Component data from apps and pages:
<<<<

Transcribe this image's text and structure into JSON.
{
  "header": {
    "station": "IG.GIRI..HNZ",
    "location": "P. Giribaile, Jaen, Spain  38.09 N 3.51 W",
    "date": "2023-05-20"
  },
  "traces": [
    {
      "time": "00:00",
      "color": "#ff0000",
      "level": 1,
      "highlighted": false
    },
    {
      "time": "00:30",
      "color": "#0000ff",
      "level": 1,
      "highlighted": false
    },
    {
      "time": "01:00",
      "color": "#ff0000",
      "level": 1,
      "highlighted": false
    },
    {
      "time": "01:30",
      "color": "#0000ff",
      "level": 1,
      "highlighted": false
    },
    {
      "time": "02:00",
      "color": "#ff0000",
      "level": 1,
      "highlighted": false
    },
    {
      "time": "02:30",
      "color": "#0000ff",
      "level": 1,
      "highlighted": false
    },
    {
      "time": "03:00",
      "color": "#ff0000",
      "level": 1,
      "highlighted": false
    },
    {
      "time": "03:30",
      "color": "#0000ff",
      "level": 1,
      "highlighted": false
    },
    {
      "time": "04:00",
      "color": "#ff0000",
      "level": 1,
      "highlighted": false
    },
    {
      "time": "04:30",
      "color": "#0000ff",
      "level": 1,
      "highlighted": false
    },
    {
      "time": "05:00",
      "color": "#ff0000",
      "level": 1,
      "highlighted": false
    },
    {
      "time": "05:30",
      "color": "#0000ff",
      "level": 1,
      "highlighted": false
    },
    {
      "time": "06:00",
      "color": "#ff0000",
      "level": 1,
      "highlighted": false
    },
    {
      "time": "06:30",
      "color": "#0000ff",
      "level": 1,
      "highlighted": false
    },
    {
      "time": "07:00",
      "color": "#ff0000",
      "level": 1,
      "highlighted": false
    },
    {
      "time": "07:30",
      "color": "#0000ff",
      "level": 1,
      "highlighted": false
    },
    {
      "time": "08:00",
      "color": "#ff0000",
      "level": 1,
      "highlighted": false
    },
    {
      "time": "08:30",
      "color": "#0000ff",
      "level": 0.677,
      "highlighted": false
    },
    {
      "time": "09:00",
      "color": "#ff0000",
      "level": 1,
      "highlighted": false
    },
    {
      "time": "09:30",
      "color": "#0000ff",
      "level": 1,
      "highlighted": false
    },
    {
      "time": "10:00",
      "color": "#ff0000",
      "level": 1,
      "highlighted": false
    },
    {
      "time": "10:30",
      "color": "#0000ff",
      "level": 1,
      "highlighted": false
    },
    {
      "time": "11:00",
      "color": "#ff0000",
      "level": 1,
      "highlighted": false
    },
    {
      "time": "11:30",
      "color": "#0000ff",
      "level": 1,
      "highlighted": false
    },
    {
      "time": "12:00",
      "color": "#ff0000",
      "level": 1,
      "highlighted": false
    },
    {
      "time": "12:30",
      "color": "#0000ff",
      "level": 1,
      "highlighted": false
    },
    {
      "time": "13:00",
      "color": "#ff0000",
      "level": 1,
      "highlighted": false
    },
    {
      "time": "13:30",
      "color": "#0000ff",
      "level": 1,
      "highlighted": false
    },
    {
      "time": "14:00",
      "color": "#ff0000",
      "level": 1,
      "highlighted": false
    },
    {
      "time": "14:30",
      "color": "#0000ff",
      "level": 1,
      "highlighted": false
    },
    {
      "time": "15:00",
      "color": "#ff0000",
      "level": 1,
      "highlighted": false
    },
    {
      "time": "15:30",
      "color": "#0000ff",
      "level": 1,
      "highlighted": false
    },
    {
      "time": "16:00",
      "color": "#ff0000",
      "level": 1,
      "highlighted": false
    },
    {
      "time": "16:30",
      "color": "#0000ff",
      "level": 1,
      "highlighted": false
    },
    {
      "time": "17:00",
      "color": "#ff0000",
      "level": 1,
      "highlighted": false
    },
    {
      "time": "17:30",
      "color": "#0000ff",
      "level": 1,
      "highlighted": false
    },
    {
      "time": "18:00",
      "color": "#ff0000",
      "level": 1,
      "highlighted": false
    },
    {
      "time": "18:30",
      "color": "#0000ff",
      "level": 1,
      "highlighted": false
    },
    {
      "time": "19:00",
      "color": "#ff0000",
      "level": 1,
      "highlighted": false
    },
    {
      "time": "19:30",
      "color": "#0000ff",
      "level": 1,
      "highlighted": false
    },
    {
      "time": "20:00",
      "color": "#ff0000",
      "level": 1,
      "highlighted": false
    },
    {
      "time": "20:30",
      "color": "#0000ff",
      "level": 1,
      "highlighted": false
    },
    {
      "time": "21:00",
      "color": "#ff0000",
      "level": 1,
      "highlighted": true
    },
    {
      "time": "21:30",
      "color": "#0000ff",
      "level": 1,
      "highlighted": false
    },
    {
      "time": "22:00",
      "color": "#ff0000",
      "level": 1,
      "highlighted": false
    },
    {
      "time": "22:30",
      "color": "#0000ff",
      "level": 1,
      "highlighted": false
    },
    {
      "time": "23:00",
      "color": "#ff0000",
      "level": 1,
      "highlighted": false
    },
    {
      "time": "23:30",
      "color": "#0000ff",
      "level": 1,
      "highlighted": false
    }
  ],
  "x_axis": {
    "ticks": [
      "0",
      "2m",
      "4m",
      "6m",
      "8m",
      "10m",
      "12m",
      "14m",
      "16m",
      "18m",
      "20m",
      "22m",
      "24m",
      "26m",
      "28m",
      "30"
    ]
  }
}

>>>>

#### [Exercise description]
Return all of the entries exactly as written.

#### [Task output]
Transcribe this image's text and structure into JSON.
{
  "header": {
    "station": "IG.GIRI..HNZ",
    "location": "P. Giribaile, Jaen, Spain  38.09 N 3.51 W",
    "date": "2023-05-20"
  },
  "traces": [
    {
      "time": "00:00",
      "color": "#ff0000",
      "level": 1,
      "highlighted": false
    },
    {
      "time": "00:30",
      "color": "#0000ff",
      "level": 1,
      "highlighted": false
    },
    {
      "time": "01:00",
      "color": "#ff0000",
      "level": 1,
      "highlighted": false
    },
    {
      "time": "01:30",
      "color": "#0000ff",
      "level": 1,
      "highlighted": false
    },
    {
      "time": "02:00",
      "color": "#ff0000",
      "level": 1,
      "highlighted": false
    },
    {
      "time": "02:30",
      "color": "#0000ff",
      "level": 1,
      "highlighted": false
    },
    {
      "time": "03:00",
      "color": "#ff0000",
      "level": 1,
      "highlighted": false
    },
    {
      "time": "03:30",
      "color": "#0000ff",
      "level": 1,
      "highlighted": false
    },
    {
      "time": "04:00",
      "color": "#ff0000",
      "level": 1,
      "highlighted": false
    },
    {
      "time": "04:30",
      "color": "#0000ff",
      "level": 1,
      "highlighted": false
    },
    {
      "time": "05:00",
      "color": "#ff0000",
      "level": 1,
      "highlighted": false
    },
    {
      "time": "05:30",
      "color": "#0000ff",
      "level": 1,
      "highlighted": false
    },
    {
      "time": "06:00",
      "color": "#ff0000",
      "level": 1,
      "highlighted": false
    },
    {
      "time": "06:30",
      "color": "#0000ff",
      "level": 1,
      "highlighted": false
    },
    {
      "time": "07:00",
      "color": "#ff0000",
      "level": 1,
      "highlighted": false
    },
    {
      "time": "07:30",
      "color": "#0000ff",
      "level": 1,
      "highlighted": false
    },
    {
      "time": "08:00",
      "color": "#ff0000",
      "level": 1,
      "highlighted": false
    },
    {
      "time": "08:30",
      "color": "#0000ff",
      "level": 0.677,
      "highlighted": false
    },
    {
      "time": "09:00",
      "color": "#ff0000",
      "level": 1,
      "highlighted": false
    },
    {
      "time": "09:30",
      "color": "#0000ff",
      "level": 1,
      "highlighted": false
    },
    {
      "time": "10:00",
      "color": "#ff0000",
      "level": 1,
      "highlighted": false
    },
    {
      "time": "10:30",
      "color": "#0000ff",
      "level": 1,
      "highlighted": false
    },
    {
      "time": "11:00",
      "color": "#ff0000",
      "level": 1,
      "highlighted": false
    },
    {
      "time": "11:30",
      "color": "#0000ff",
      "level": 1,
      "highlighted": false
    },
    {
      "time": "12:00",
      "color": "#ff0000",
      "level": 1,
      "highlighted": false
    },
    {
      "time": "12:30",
      "color": "#0000ff",
      "level": 1,
      "highlighted": false
    },
    {
      "time": "13:00",
      "color": "#ff0000",
      "level": 1,
      "highlighted": false
    },
    {
      "time": "13:30",
      "color": "#0000ff",
      "level": 1,
      "highlighted": false
    },
    {
      "time": "14:00",
      "color": "#ff0000",
      "level": 1,
      "highlighted": false
    },
    {
      "time": "14:30",
      "color": "#0000ff",
      "level": 1,
      "highlighted": false
    },
    {
      "time": "15:00",
      "color": "#ff0000",
      "level": 1,
      "highlighted": false
    },
    {
      "time": "15:30",
      "color": "#0000ff",
      "level": 1,
      "highlighted": false
    },
    {
      "time": "16:00",
      "color": "#ff0000",
      "level": 1,
      "highlighted": false
    },
    {
      "time": "16:30",
      "color": "#0000ff",
      "level": 1,
      "highlighted": false
    },
    {
      "time": "17:00",
      "color": "#ff0000",
      "level": 1,
      "highlighted": false
    },
    {
      "time": "17:30",
      "color": "#0000ff",
      "level": 1,
      "highlighted": false
    },
    {
      "time": "18:00",
      "color": "#ff0000",
      "level": 1,
      "highlighted": false
    },
    {
      "time": "18:30",
      "color": "#0000ff",
      "level": 1,
      "highlighted": false
    },
    {
      "time": "19:00",
      "color": "#ff0000",
      "level": 1,
      "highlighted": false
    },
    {
      "time": "19:30",
      "color": "#0000ff",
      "level": 1,
      "highlighted": false
    },
    {
      "time": "20:00",
      "color": "#ff0000",
      "level": 1,
      "highlighted": false
    },
    {
      "time": "20:30",
      "color": "#0000ff",
      "level": 1,
      "highlighted": false
    },
    {
      "time": "21:00",
      "color": "#ff0000",
      "level": 1,
      "highlighted": true
    },
    {
      "time": "21:30",
      "color": "#0000ff",
      "level": 1,
      "highlighted": false
    },
    {
      "time": "22:00",
      "color": "#ff0000",
      "level": 1,
      "highlighted": false
    },
    {
      "time": "22:30",
      "color": "#0000ff",
      "level": 1,
      "highlighted": false
    },
    {
      "time": "23:00",
      "color": "#ff0000",
      "level": 1,
      "highlighted": false
    },
    {
      "time": "23:30",
      "color": "#0000ff",
      "level": 1,
      "highlighted": false
    }
  ],
  "x_axis": {
    "ticks": [
      "0",
      "2m",
      "4m",
      "6m",
      "8m",
      "10m",
      "12m",
      "14m",
      "16m",
      "18m",
      "20m",
      "22m",
      "24m",
      "26m",
      "28m",
      "30"
    ]
  }
}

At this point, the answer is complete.